What you have to do:
An exact retyping of every record is required.

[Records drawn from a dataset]

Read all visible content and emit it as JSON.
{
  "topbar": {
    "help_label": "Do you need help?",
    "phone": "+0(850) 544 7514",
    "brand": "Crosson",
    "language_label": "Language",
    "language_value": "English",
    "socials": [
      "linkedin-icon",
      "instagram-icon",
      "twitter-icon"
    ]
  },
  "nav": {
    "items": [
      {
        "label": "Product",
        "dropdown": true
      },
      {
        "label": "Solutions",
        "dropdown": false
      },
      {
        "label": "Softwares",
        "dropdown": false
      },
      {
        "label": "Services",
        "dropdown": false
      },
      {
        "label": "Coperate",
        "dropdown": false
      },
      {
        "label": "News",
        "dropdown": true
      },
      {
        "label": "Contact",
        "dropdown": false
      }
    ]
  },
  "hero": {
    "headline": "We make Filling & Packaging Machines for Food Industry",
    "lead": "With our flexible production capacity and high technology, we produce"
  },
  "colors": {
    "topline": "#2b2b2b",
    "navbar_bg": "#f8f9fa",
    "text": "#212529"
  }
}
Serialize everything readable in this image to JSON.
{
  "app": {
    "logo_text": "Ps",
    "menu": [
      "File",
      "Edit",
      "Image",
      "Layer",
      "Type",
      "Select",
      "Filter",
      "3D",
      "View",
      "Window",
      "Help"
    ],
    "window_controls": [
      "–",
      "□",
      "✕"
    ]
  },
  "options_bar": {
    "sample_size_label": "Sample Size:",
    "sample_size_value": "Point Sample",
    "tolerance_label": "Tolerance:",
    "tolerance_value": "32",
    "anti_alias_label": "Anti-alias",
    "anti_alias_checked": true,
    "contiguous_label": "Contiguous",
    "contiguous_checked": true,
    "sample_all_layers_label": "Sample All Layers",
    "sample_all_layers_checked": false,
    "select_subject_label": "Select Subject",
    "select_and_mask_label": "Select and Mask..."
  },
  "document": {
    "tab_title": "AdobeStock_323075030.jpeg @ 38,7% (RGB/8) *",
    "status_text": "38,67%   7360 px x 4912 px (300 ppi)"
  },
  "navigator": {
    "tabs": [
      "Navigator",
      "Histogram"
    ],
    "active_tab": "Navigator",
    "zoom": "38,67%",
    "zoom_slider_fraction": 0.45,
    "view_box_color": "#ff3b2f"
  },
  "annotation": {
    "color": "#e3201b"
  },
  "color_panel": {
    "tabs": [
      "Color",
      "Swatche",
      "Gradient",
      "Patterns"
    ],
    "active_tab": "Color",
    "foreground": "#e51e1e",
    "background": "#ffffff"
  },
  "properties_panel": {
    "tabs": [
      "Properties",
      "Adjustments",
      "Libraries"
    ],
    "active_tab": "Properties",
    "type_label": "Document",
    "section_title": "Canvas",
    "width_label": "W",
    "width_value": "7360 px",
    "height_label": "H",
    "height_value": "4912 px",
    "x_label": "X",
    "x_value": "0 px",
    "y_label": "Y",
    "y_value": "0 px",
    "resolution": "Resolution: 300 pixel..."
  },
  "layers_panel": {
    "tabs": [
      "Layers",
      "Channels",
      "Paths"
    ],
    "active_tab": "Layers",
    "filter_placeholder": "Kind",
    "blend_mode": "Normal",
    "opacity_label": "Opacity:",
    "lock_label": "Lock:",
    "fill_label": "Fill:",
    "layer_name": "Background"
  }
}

Response to the task:
Read all visible content and emit it as JSON.
{
  "topbar": {
    "help_label": "Do you need help?",
    "phone": "+0(850) 544 7514",
    "brand": "Crosson",
    "language_label": "Language",
    "language_value": "English",
    "socials": [
      "linkedin-icon",
      "instagram-icon",
      "twitter-icon"
    ]
  },
  "nav": {
    "items": [
      {
        "label": "Product",
        "dropdown": true
      },
      {
        "label": "Solutions",
        "dropdown": false
      },
      {
        "label": "Softwares",
        "dropdown": false
      },
      {
        "label": "Services",
        "dropdown": false
      },
      {
        "label": "Coperate",
        "dropdown": false
      },
      {
        "label": "News",
        "dropdown": true
      },
      {
        "label": "Contact",
        "dropdown": false
      }
    ]
  },
  "hero": {
    "headline": "We make Filling & Packaging Machines for Food Industry",
    "lead": "With our flexible production capacity and high technology, we produce"
  },
  "colors": {
    "topline": "#2b2b2b",
    "navbar_bg": "#f8f9fa",
    "text": "#212529"
  }
}
Serialize everything readable in this image to JSON.
{
  "app": {
    "logo_text": "Ps",
    "menu": [
      "File",
      "Edit",
      "Image",
      "Layer",
      "Type",
      "Select",
      "Filter",
      "3D",
      "View",
      "Window",
      "Help"
    ],
    "window_controls": [
      "–",
      "□",
      "✕"
    ]
  },
  "options_bar": {
    "sample_size_label": "Sample Size:",
    "sample_size_value": "Point Sample",
    "tolerance_label": "Tolerance:",
    "tolerance_value": "32",
    "anti_alias_label": "Anti-alias",
    "anti_alias_checked": true,
    "contiguous_label": "Contiguous",
    "contiguous_checked": true,
    "sample_all_layers_label": "Sample All Layers",
    "sample_all_layers_checked": false,
    "select_subject_label": "Select Subject",
    "select_and_mask_label": "Select and Mask..."
  },
  "document": {
    "tab_title": "AdobeStock_323075030.jpeg @ 38,7% (RGB/8) *",
    "status_text": "38,67%   7360 px x 4912 px (300 ppi)"
  },
  "navigator": {
    "tabs": [
      "Navigator",
      "Histogram"
    ],
    "active_tab": "Navigator",
    "zoom": "38,67%",
    "zoom_slider_fraction": 0.45,
    "view_box_color": "#ff3b2f"
  },
  "annotation": {
    "color": "#e3201b"
  },
  "color_panel": {
    "tabs": [
      "Color",
      "Swatche",
      "Gradient",
      "Patterns"
    ],
    "active_tab": "Color",
    "foreground": "#e51e1e",
    "background": "#ffffff"
  },
  "properties_panel": {
    "tabs": [
      "Properties",
      "Adjustments",
      "Libraries"
    ],
    "active_tab": "Properties",
    "type_label": "Document",
    "section_title": "Canvas",
    "width_label": "W",
    "width_value": "7360 px",
    "height_label": "H",
    "height_value": "4912 px",
    "x_label": "X",
    "x_value": "0 px",
    "y_label": "Y",
    "y_value": "0 px",
    "resolution": "Resolution: 300 pixel..."
  },
  "layers_panel": {
    "tabs": [
      "Layers",
      "Channels",
      "Paths"
    ],
    "active_tab": "Layers",
    "filter_placeholder": "Kind",
    "blend_mode": "Normal",
    "opacity_label": "Opacity:",
    "lock_label": "Lock:",
    "fill_label": "Fill:",
    "layer_name": "Background"
  }
}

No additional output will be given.